Every day lenders around the Country are wiring hundreds of millions of dollars into the accounts of men, women and settlement companies about whom they know very little. While lenders wait anxiously for their signed closing packages to return, their money lies exposed "on the street", without guarantees of security. Why lenders (and title underwriters for that matter) place universal confidence in the existing loan closing process is a mystery, and a recipe for disaster.
Who are these closing agents? Are they experienced,? Licensed,? Insured? Do we care? Should we care? Of course we should! Lenders who rely solely on closing protection letters, in those states where they are issued, ignore the common practice for agents of title underwriters to issue them without any criteria, and for closing agents to recycle them on their own. It is not unheard of for closing agents to simply "white out" the specific transaction details on a protection letter and use them over and over again.
While there is no fool proof method of preventing fraud, since the fraudsters tend to change their tactics and methods, and since anyone who is determined to defraud a lender and has the cooperation of enough of the parties to a transaction usually can accomplish it, lenders can arm themselves with more data about the closing process and demand that closing agents meet certain minimum levels of experience, insurance, and overall reliability. Shining a light on the closing process, and those who work it, can go a long way towards weeding out the bad operators and defining a better process for the honest and orderly distribution of mortgage loan funds.
Furthermore, having access to real time data about the parties at the closing table, immediate access to key closing documents, as well as the ability to access detailed reports about a closing when audits or loss mitigation efforts are required, is highly desirable in today's fraud-infested environment.
If and when a post-closing problems occurs, whether through fraud or due to some other closing error such as an unsigned document, a lender need only press a button to immediately download a report of the key information about the closing that will allow loss mitigation or post-closing follow-up to be completed in a matter of minutes, and not days or weeks.

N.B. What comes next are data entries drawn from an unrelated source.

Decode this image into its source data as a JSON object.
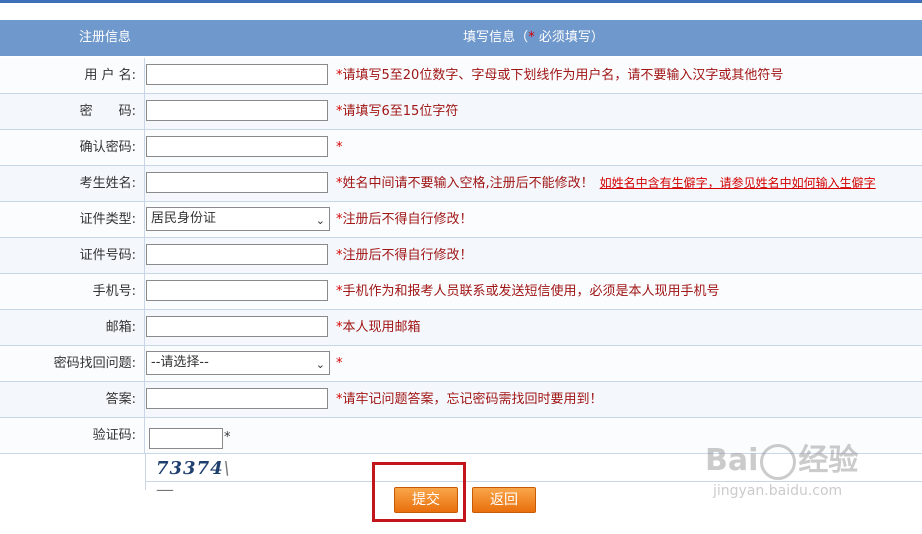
{
  "header": {
    "left": "注册信息",
    "right_prefix": "填写信息（",
    "right_star": "*",
    "right_suffix": " 必须填写）"
  },
  "form": {
    "rows": [
      {
        "label": "用 户 名:",
        "type": "text",
        "value": "",
        "hint_star": "*",
        "hint": "请填写5至20位数字、字母或下划线作为用户名，请不要输入汉字或其他符号"
      },
      {
        "label": "密　　码:",
        "type": "text",
        "value": "",
        "hint_star": "*",
        "hint": "请填写6至15位字符"
      },
      {
        "label": "确认密码:",
        "type": "text",
        "value": "",
        "hint_star": "*",
        "hint": ""
      },
      {
        "label": "考生姓名:",
        "type": "text",
        "value": "",
        "hint_star": "*",
        "hint": "姓名中间请不要输入空格,注册后不能修改！",
        "link": "如姓名中含有生僻字，请参见姓名中如何输入生僻字"
      },
      {
        "label": "证件类型:",
        "type": "select",
        "value": "居民身份证",
        "hint_star": "*",
        "hint": "注册后不得自行修改！"
      },
      {
        "label": "证件号码:",
        "type": "text",
        "value": "",
        "hint_star": "*",
        "hint": "注册后不得自行修改！"
      },
      {
        "label": "手机号:",
        "type": "text",
        "value": "",
        "hint_star": "*",
        "hint": "手机作为和报考人员联系或发送短信使用，必须是本人现用手机号"
      },
      {
        "label": "邮箱:",
        "type": "text",
        "value": "",
        "hint_star": "*",
        "hint": "本人现用邮箱"
      },
      {
        "label": "密码找回问题:",
        "type": "select",
        "value": "--请选择--",
        "hint_star": "*",
        "hint": ""
      },
      {
        "label": "答案:",
        "type": "text",
        "value": "",
        "hint_star": "*",
        "hint": "请牢记问题答案，忘记密码需找回时要用到！"
      }
    ],
    "captcha_label": "验证码:",
    "captcha_star": "*",
    "captcha_image_text": "73374",
    "captcha_image_tail": "\\—"
  },
  "buttons": {
    "submit": "提交",
    "back": "返回"
  },
  "watermark": {
    "main_left": "Bai",
    "main_right": "经验",
    "sub": "jingyan.baidu.com"
  },
  "colors": {
    "header_bg": "#6f98cc",
    "hint_text": "#a11616",
    "required_star": "#d40000",
    "button": "#f08a28",
    "highlight_box": "#c3161c"
  }
}
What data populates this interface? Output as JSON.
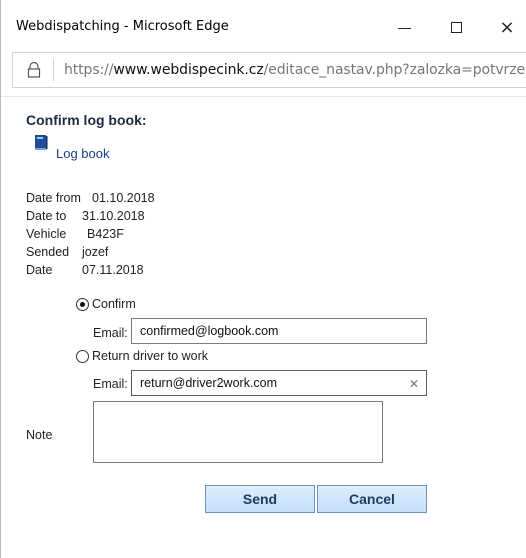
{
  "window": {
    "title": "Webdispatching - Microsoft Edge",
    "controls": {
      "minimize": "minimize",
      "maximize": "maximize",
      "close": "×"
    }
  },
  "address_bar": {
    "scheme": "https://",
    "domain": "www.webdispecink.cz",
    "path": "/editace_nastav.php?zalozka=potvrze"
  },
  "page": {
    "title": "Confirm log book:",
    "logbook_link": "Log book",
    "info": [
      {
        "key": "Date from",
        "value": "01.10.2018"
      },
      {
        "key": "Date to",
        "value": "31.10.2018"
      },
      {
        "key": "Vehicle",
        "value": "B423F"
      },
      {
        "key": "Sended",
        "value": "jozef"
      },
      {
        "key": "Date",
        "value": "07.11.2018"
      }
    ],
    "options": {
      "confirm_label": "Confirm",
      "confirm_selected": true,
      "confirm_email_label": "Email:",
      "confirm_email_value": "confirmed@logbook.com",
      "return_label": "Return driver to work",
      "return_selected": false,
      "return_email_label": "Email:",
      "return_email_value": "return@driver2work.com"
    },
    "note_label": "Note",
    "note_value": "",
    "buttons": {
      "send": "Send",
      "cancel": "Cancel"
    }
  },
  "icons": {
    "lock": "lock-icon",
    "book": "book-icon",
    "clear": "clear-icon"
  },
  "colors": {
    "button_bg": "#c3def8",
    "button_border": "#6f93c4",
    "link": "#1a3f8a"
  }
}
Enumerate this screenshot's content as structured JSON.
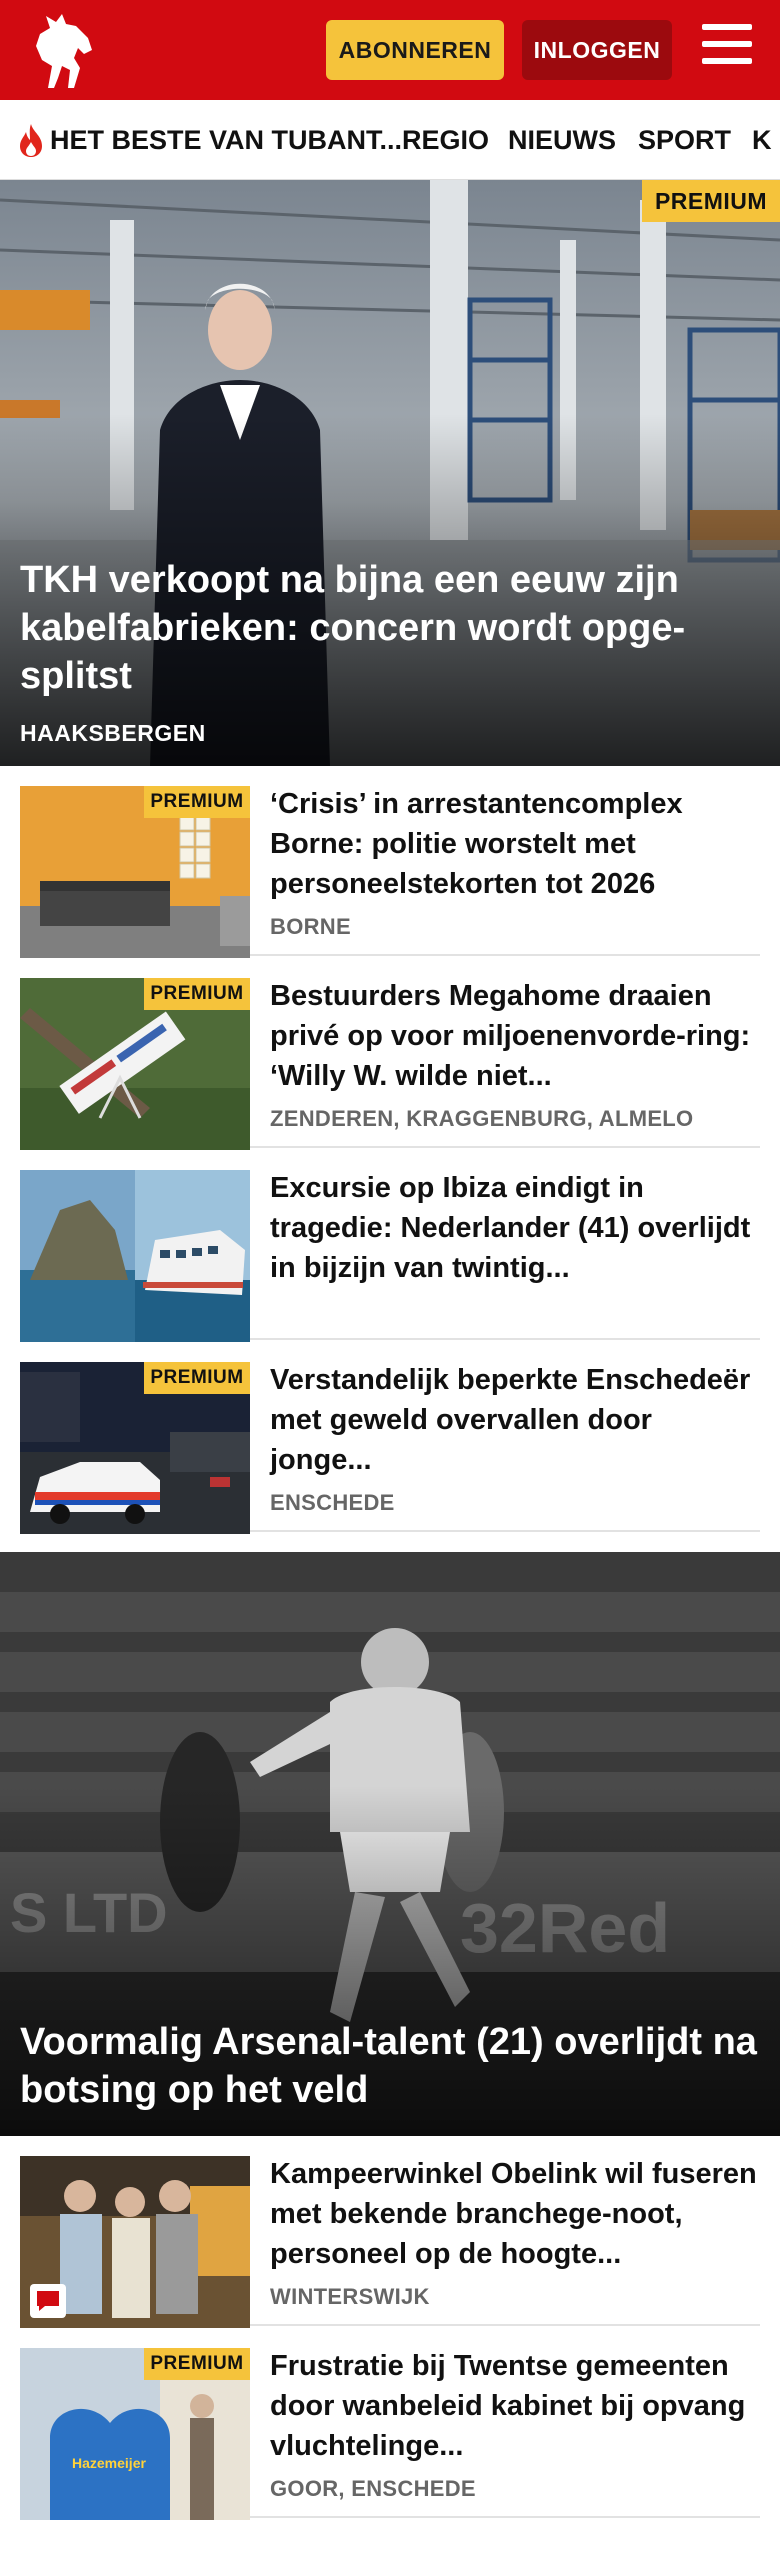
{
  "header": {
    "logo_icon": "tubantia-horse-logo",
    "subscribe_label": "ABONNEREN",
    "login_label": "INLOGGEN",
    "menu_icon": "hamburger-menu-icon",
    "brand_color": "#d10a11",
    "accent_color": "#f5c33b"
  },
  "nav": {
    "items": [
      {
        "label": "HET BESTE VAN TUBANT...",
        "icon": "flame-icon"
      },
      {
        "label": "REGIO"
      },
      {
        "label": "NIEUWS"
      },
      {
        "label": "SPORT"
      },
      {
        "label": "K"
      }
    ]
  },
  "premium_label": "PREMIUM",
  "hero1": {
    "title": "TKH verkoopt na bijna een eeuw zijn kabelfabrieken: concern wordt opge-splitst",
    "location": "HAAKSBERGEN",
    "premium": true
  },
  "articles_a": [
    {
      "title": "‘Crisis’ in arrestantencomplex Borne: politie worstelt met personeelstekorten tot 2026",
      "location": "BORNE",
      "premium": true
    },
    {
      "title": "Bestuurders Megahome draaien privé op voor miljoenenvorde-ring: ‘Willy W. wilde niet...",
      "location": "ZENDEREN, KRAGGENBURG, ALMELO",
      "premium": true
    },
    {
      "title": "Excursie op Ibiza eindigt in tragedie: Nederlander (41) overlijdt in bijzijn van twintig...",
      "location": "",
      "premium": false
    },
    {
      "title": "Verstandelijk beperkte Enschedeër met geweld overvallen door jonge...",
      "location": "ENSCHEDE",
      "premium": true
    }
  ],
  "hero2": {
    "title": "Voormalig Arsenal-talent (21) overlijdt na botsing op het veld"
  },
  "articles_b": [
    {
      "title": "Kampeerwinkel Obelink wil fuseren met bekende branchege-noot, personeel op de hoogte...",
      "location": "WINTERSWIJK",
      "premium": false,
      "comments": true
    },
    {
      "title": "Frustratie bij Twentse gemeenten door wanbeleid kabinet bij opvang vluchtelinge...",
      "location": "GOOR, ENSCHEDE",
      "premium": true
    }
  ]
}
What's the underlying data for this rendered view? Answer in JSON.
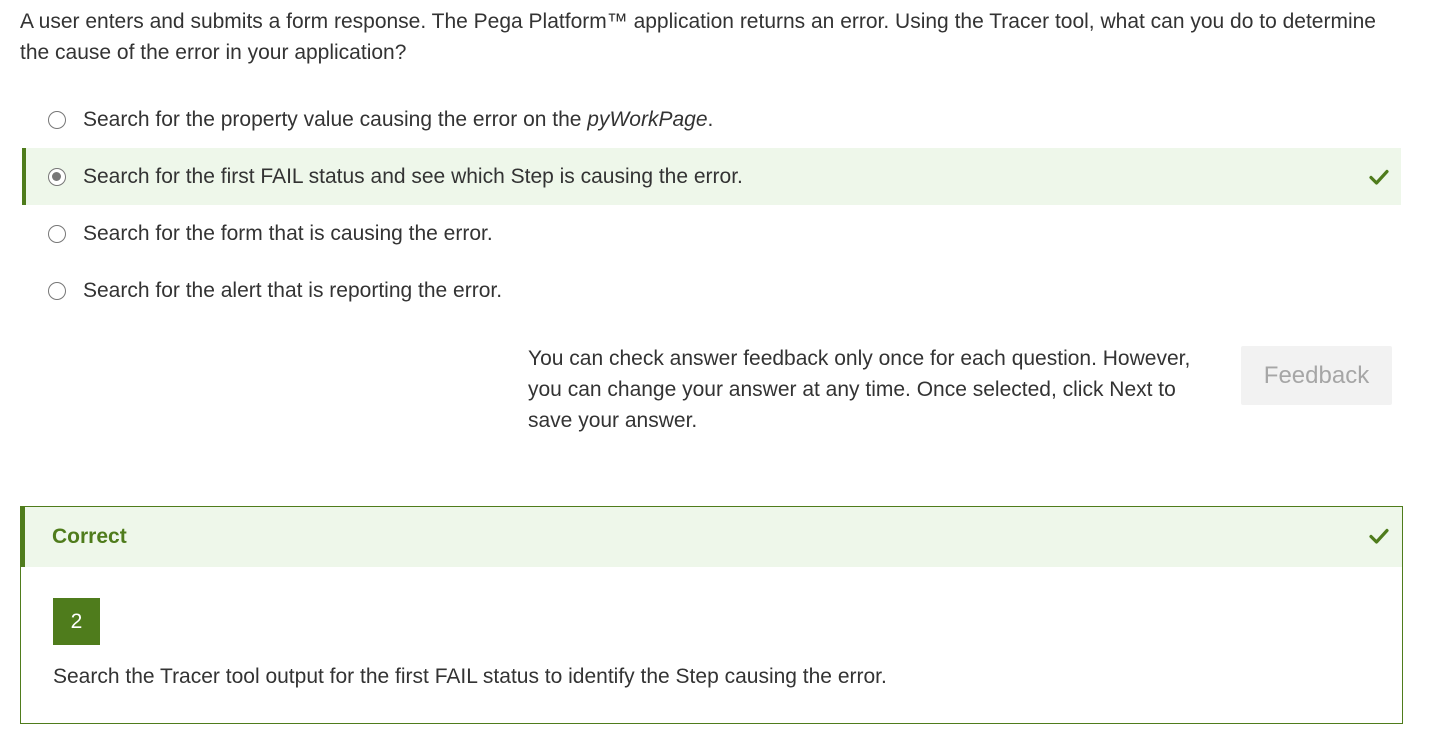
{
  "question": {
    "text": "A user enters and submits a form response. The Pega Platform™ application returns an error. Using the Tracer tool, what can you do to determine the cause of the error in your application?"
  },
  "options": [
    {
      "label_prefix": "Search for the property value causing the error on the ",
      "label_emphasis": "pyWorkPage",
      "label_suffix": ".",
      "selected": false
    },
    {
      "label": "Search for the first FAIL status and see which Step is causing the error.",
      "selected": true,
      "correct_icon": "checkmark-icon"
    },
    {
      "label": "Search for the form that is causing the error.",
      "selected": false
    },
    {
      "label": "Search for the alert that is reporting the error.",
      "selected": false
    }
  ],
  "feedback_note": "You can check answer feedback only once for each question. However, you can change your answer at any time. Once selected, click Next to save your answer.",
  "feedback_button": {
    "label": "Feedback",
    "disabled": true
  },
  "result": {
    "title": "Correct",
    "icon": "checkmark-icon",
    "answer_number": "2",
    "explanation": "Search the Tracer tool output for the first FAIL status to identify the Step causing the error."
  },
  "colors": {
    "accent_green": "#4f7c1c",
    "selected_bg": "#eef7ea",
    "text": "#333333",
    "button_bg": "#f2f2f2",
    "button_text": "#a6a6a6"
  }
}
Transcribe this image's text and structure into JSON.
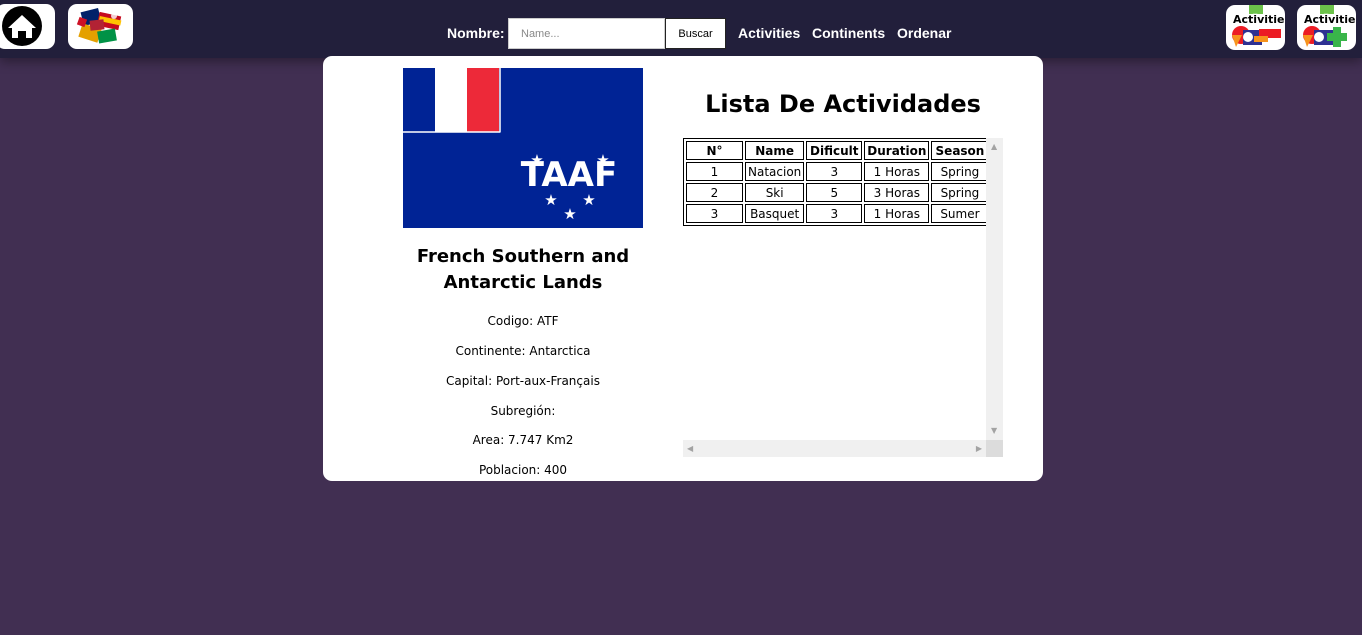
{
  "navbar": {
    "search_label": "Nombre:",
    "search_placeholder": "Name...",
    "search_button": "Buscar",
    "links": [
      "Activities",
      "Continents",
      "Ordenar"
    ],
    "tile_text_1": "Activitie",
    "tile_text_2": "Activitie"
  },
  "country": {
    "name": "French Southern and Antarctic Lands",
    "flag_letters": "TAAF",
    "codigo": "Codigo: ATF",
    "continente": "Continente: Antarctica",
    "capital": "Capital: Port-aux-Français",
    "subregion": "Subregión:",
    "area": "Area: 7.747 Km2",
    "poblacion": "Poblacion: 400"
  },
  "activities": {
    "title": "Lista De Actividades",
    "columns": [
      "N°",
      "Name",
      "Dificult",
      "Duration",
      "Season"
    ],
    "rows": [
      [
        "1",
        "Natacion",
        "3",
        "1 Horas",
        "Spring"
      ],
      [
        "2",
        "Ski",
        "5",
        "3 Horas",
        "Spring"
      ],
      [
        "3",
        "Basquet",
        "3",
        "1 Horas",
        "Sumer"
      ]
    ]
  },
  "colors": {
    "background": "#412f52",
    "navbar": "#221f3b",
    "flag_blue": "#002395",
    "flag_red": "#ed2939"
  }
}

The closing ceremony in real estate transactions hasn't changed for years, hasn't kept up with technological advances. Its about time that the industry take a fresh look at how to tighten closing table processes and procedures and have a better handle on the identity of those who are handling their money and their loan documents.